This short howto describes the necessary steps for Diamond v3.8.
First create a file called Dockerfile in a sandbox work directory, like:
FROM centos RUN yum update ; \ yum install -y freetype libSM libXrender fontconfig libXext libXt \ tcl xorg-x11-fonts-Type1 net-tools libusb-0.1.4 usbutils \ libXScrnSaver-1.2.2 RUN adduser -u 1000 -g 100 diamond; echo ". env-setup.sh" >> /home/diamond/.bashrc COPY env-setup.sh /home/diamond ENTRYPOINT ["/bin/bash"]
You could automate things more by copying the RPM into the docker container, but that would just take useless space in the image (and stripping this back down would take little elegant extra action). Therefore we mount the directory where the RPM was downloaded to into the container. Unfortunately, there is no clean way to pull it from an official source.
You may have to sort out permissions first (by adding yourself to the ‘docker’ group) or prepend ‘sudo’ to each docker call.
The env-setup.sh is a small setup script needed to initialize the environment:
DIAMOND_DIR=/usr/local/diamond/3.8_x64 export DISPLAY=:0.0 bindir=$DIAMOND_DIR/bin/lin64 export QT_GRAPHICSSYSTEM=native source $bindir/diamond_env export LM_LICENSE_FILE=$HOME/license.dat
Other than that, follow these steps:
- Change UID and GID for adduser command in the Dockerfile, if necessary
docker build -t diamond .
- Then you can start the docker container using the following command. Note you have to replace $ETHADDR by the ethernet MAC address you have registered your license.dat to. Also, make $PATH_TO_RPM_INSTALLDIR point to the directory where you installed the RPM from.
docker run -ti -e DISPLAY=0:0 \ --mac-address=$ETHADDR \ --privileged --ipc host \ -v $PATH_TO_RPM_INSTALLDIR:/mnt \ -v /dev/bus/usb/:/dev/bus/usb/ \ -v /tmp/.X11-unix/:/tmp/.X11-unix diamond:latest
- Then install diamond by
rpm -i /mnt/diamond_3_8-base_x64-115-3-x86_64-linux.rpm

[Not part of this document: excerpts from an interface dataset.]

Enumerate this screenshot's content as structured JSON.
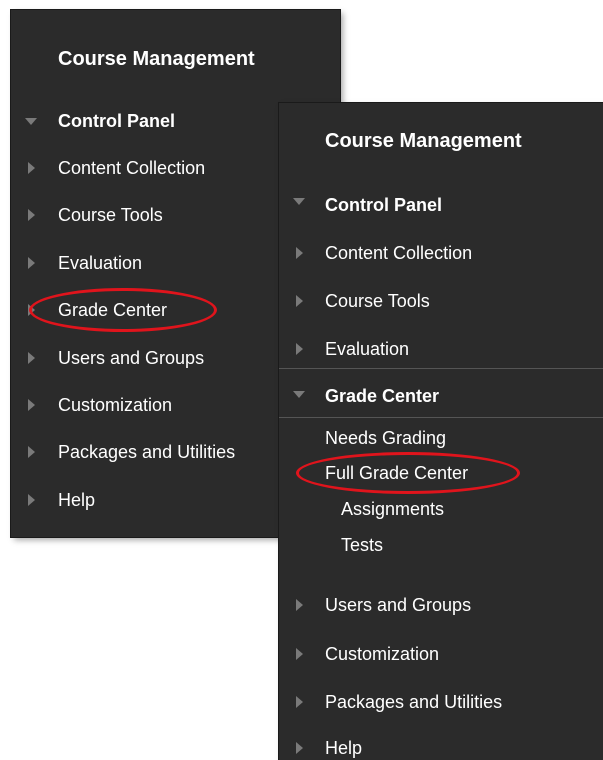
{
  "left_panel": {
    "title": "Course Management",
    "items": [
      {
        "label": "Control Panel",
        "expanded": true
      },
      {
        "label": "Content Collection"
      },
      {
        "label": "Course Tools"
      },
      {
        "label": "Evaluation"
      },
      {
        "label": "Grade Center",
        "highlighted": true
      },
      {
        "label": "Users and Groups"
      },
      {
        "label": "Customization"
      },
      {
        "label": "Packages and Utilities"
      },
      {
        "label": "Help"
      }
    ]
  },
  "right_panel": {
    "title": "Course Management",
    "items": [
      {
        "label": "Control Panel",
        "expanded": true
      },
      {
        "label": "Content Collection"
      },
      {
        "label": "Course Tools"
      },
      {
        "label": "Evaluation"
      },
      {
        "label": "Grade Center",
        "expanded": true
      },
      {
        "label": "Users and Groups"
      },
      {
        "label": "Customization"
      },
      {
        "label": "Packages and Utilities"
      },
      {
        "label": "Help"
      }
    ],
    "grade_center_subitems": [
      {
        "label": "Needs Grading"
      },
      {
        "label": "Full Grade Center",
        "highlighted": true
      },
      {
        "label": "Assignments"
      },
      {
        "label": "Tests"
      }
    ]
  },
  "colors": {
    "panel_background": "#2b2b2b",
    "text": "#ffffff",
    "arrow": "#7a7a7a",
    "highlight_circle": "#e0141c"
  },
  "icons": {
    "expand": "triangle-right-icon",
    "collapse": "triangle-down-icon"
  }
}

- You still need to copy your license.dat into your /home/diamond/ directory within the docker container. If it’s supposed to be elsewhere, edit the LM_LICENSE_FILE environment variable in env-setup.sh.

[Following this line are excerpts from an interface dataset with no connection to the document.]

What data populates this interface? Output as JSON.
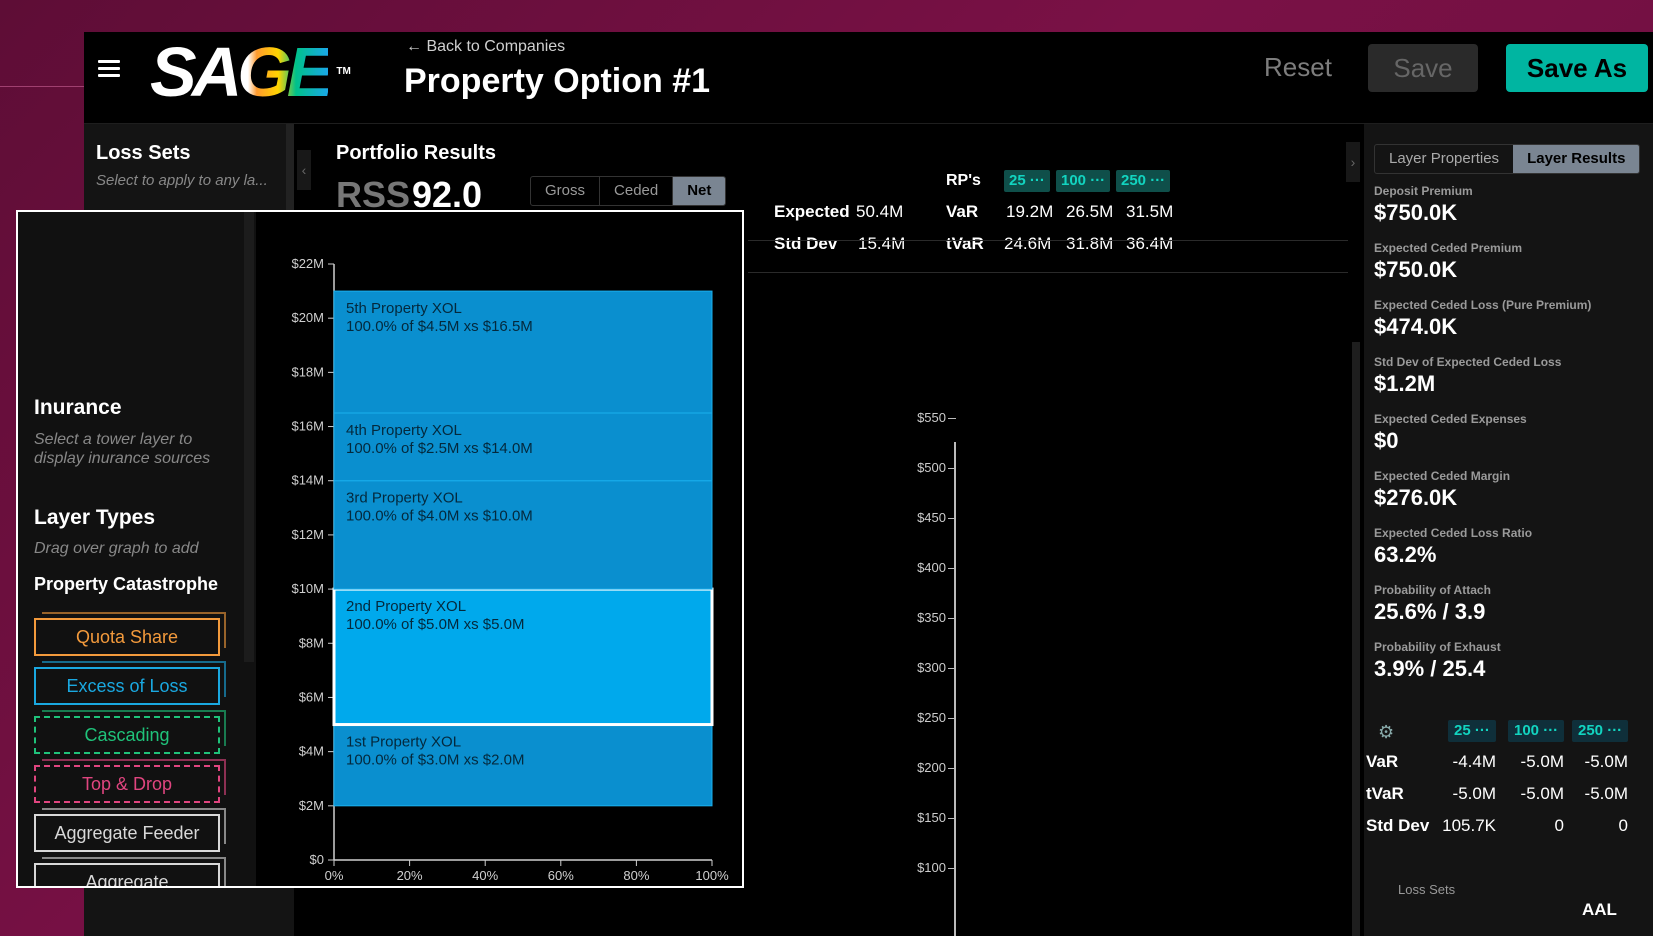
{
  "header": {
    "back_label": "← Back to Companies",
    "title": "Property Option #1",
    "reset_label": "Reset",
    "save_label": "Save",
    "save_as_label": "Save As",
    "logo_text": "SAGE",
    "logo_tm": "TM"
  },
  "left_panel": {
    "title": "Loss Sets",
    "subtitle": "Select to apply to any la..."
  },
  "portfolio": {
    "title": "Portfolio Results",
    "rss_label": "RSS",
    "rss_value": "92.0",
    "modes": [
      "Gross",
      "Ceded",
      "Net"
    ],
    "active_mode": "Net"
  },
  "stats": {
    "rps_label": "RP's",
    "rp_chips": [
      "25 ···",
      "100 ···",
      "250 ···"
    ],
    "rows": [
      {
        "label": "Expected",
        "value": "50.4M",
        "metric": "VaR",
        "rp": [
          "19.2M",
          "26.5M",
          "31.5M"
        ]
      },
      {
        "label": "Std Dev",
        "value": "15.4M",
        "metric": "tVaR",
        "rp": [
          "24.6M",
          "31.8M",
          "36.4M"
        ]
      }
    ]
  },
  "right_chart": {
    "y_ticks": [
      "$550",
      "$500",
      "$450",
      "$400",
      "$350",
      "$300",
      "$250",
      "$200",
      "$150",
      "$100"
    ]
  },
  "right_panel": {
    "tabs": [
      "Layer Properties",
      "Layer Results"
    ],
    "active_tab": "Layer Results",
    "metrics": [
      {
        "label": "Deposit Premium",
        "value": "$750.0K"
      },
      {
        "label": "Expected Ceded Premium",
        "value": "$750.0K"
      },
      {
        "label": "Expected Ceded Loss (Pure Premium)",
        "value": "$474.0K"
      },
      {
        "label": "Std Dev of Expected Ceded Loss",
        "value": "$1.2M"
      },
      {
        "label": "Expected Ceded Expenses",
        "value": "$0"
      },
      {
        "label": "Expected Ceded Margin",
        "value": "$276.0K"
      },
      {
        "label": "Expected Ceded Loss Ratio",
        "value": "63.2%"
      },
      {
        "label": "Probability of Attach",
        "value": "25.6% / 3.9"
      },
      {
        "label": "Probability of Exhaust",
        "value": "3.9% / 25.4"
      }
    ],
    "rp_chips": [
      "25 ···",
      "100 ···",
      "250 ···"
    ],
    "rp_rows": [
      {
        "label": "VaR",
        "values": [
          "-4.4M",
          "-5.0M",
          "-5.0M"
        ]
      },
      {
        "label": "tVaR",
        "values": [
          "-5.0M",
          "-5.0M",
          "-5.0M"
        ]
      },
      {
        "label": "Std Dev",
        "values": [
          "105.7K",
          "0",
          "0"
        ]
      }
    ],
    "loss_sets_label": "Loss Sets",
    "aal_label": "AAL"
  },
  "zoom_panel": {
    "insurance_title": "Inurance",
    "insurance_sub": "Select a tower layer to display inurance sources",
    "layer_types_title": "Layer Types",
    "layer_types_sub": "Drag over graph to add",
    "category": "Property Catastrophe",
    "layer_buttons": [
      {
        "label": "Quota Share",
        "color": "#f39a3c",
        "border": "solid"
      },
      {
        "label": "Excess of Loss",
        "color": "#1aa8e0",
        "border": "solid"
      },
      {
        "label": "Cascading",
        "color": "#1fc27a",
        "border": "dashed"
      },
      {
        "label": "Top & Drop",
        "color": "#e0457f",
        "border": "dashed"
      },
      {
        "label": "Aggregate Feeder",
        "color": "#d8d8d8",
        "border": "solid"
      },
      {
        "label": "Aggregate",
        "color": "#d8d8d8",
        "border": "solid"
      }
    ]
  },
  "chart_data": {
    "type": "bar",
    "y_ticks": [
      "$0",
      "$2M",
      "$4M",
      "$6M",
      "$8M",
      "$10M",
      "$12M",
      "$14M",
      "$16M",
      "$18M",
      "$20M",
      "$22M"
    ],
    "x_ticks": [
      "0%",
      "20%",
      "40%",
      "60%",
      "80%",
      "100%"
    ],
    "ylim": [
      0,
      22
    ],
    "xlim": [
      0,
      100
    ],
    "layers": [
      {
        "name": "1st Property XOL",
        "desc": "100.0% of $3.0M xs $2.0M",
        "bottom": 2.0,
        "top": 5.0,
        "share": 100,
        "selected": false
      },
      {
        "name": "2nd Property XOL",
        "desc": "100.0% of $5.0M xs $5.0M",
        "bottom": 5.0,
        "top": 10.0,
        "share": 100,
        "selected": true
      },
      {
        "name": "3rd Property XOL",
        "desc": "100.0% of $4.0M xs $10.0M",
        "bottom": 10.0,
        "top": 14.0,
        "share": 100,
        "selected": false
      },
      {
        "name": "4th Property XOL",
        "desc": "100.0% of $2.5M xs $14.0M",
        "bottom": 14.0,
        "top": 16.5,
        "share": 100,
        "selected": false
      },
      {
        "name": "5th Property XOL",
        "desc": "100.0% of $4.5M xs $16.5M",
        "bottom": 16.5,
        "top": 21.0,
        "share": 100,
        "selected": false
      }
    ],
    "colors": {
      "layer": "#0a8fcf",
      "selected": "#00a9ec",
      "text": "#04293d"
    }
  }
}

- Then you should be able to start the diamond GUI as user ‘diamond’:
su -l diamond diamond
- Finally, if you are happy with your changes, you might want to commit everything to a new image:
docker commit -m "Diamond install" $HASH_OF_YOUR_CONTAINER diamond:v0
A few notes
The -v option takes care about sharing your X11 sockets with the docker sandbox. Note that there also some options inside the env-setup.sh to make QT work in this limited environment. Don’t try to run Diamond as root, as the X11 forwarding will not be allowed.
For Diamond v3.9, the libXt package needs to be installed, the Dockerfile listing was updated accordingly.
The same procedure works for the ISE 14.7 toolchain. The Dockerfile in this case is almost similar, although includes a few X11 extras.
FROM centos RUN yum update ; \ yum install -y freetype libSM libXrender fontconfig libXext \ tcl xorg-x11-fonts-Type1 net-tools libXScrnSaver-1.2.2 \ libXi libXrandr \ libusb-0.1.4 usbutils RUN adduser -u 1000 -g 100 ise; echo ". env-setup.sh" >> /home/ise/.bashrc COPY env-setup.sh /home/ise ENTRYPOINT ["/bin/bash"]
Downloading and unpacking ISE
Make sure you have downloaded the following files from the Xilinx website:
Then untar the first one by
> tar xf Xilinx_ISE_DS_14.7_1015_1-1.tar
This directory path will have to be exported to docker under $PATH_TO_UNPACKED_XILINX_TAR below.
The env-setup.sh file:
#!/bin/bash export DISPLAY=:0.0 XILINXDIR=/opt/Xilinx/14.7/ISE_DS . $XILINXDIR/settings64.sh alias ise=$XILINXDIR/ISE/bin/lin64/ise
Likewise, the docker container is run by something like:
docker run -ti -e DISPLAY=0:0 \ --mac-address=$ETHADDR \ --privileged --ipc host \ -v $PATH_TO_UNPACKED_XILINX_TAR:/mnt \ -v /dev/bus/usb/:/dev/bus/usb/ \ -v /tmp/.X11-unix/:/tmp/.X11-unix ise:latest
Once you’re inside docker, install as root by running /mnt/xsetup. This may take a long time. Left to do:
- Install a license file
- Mess with the USB drivers for Impact. This is left open to the user. I am using xc3sprog from my host system.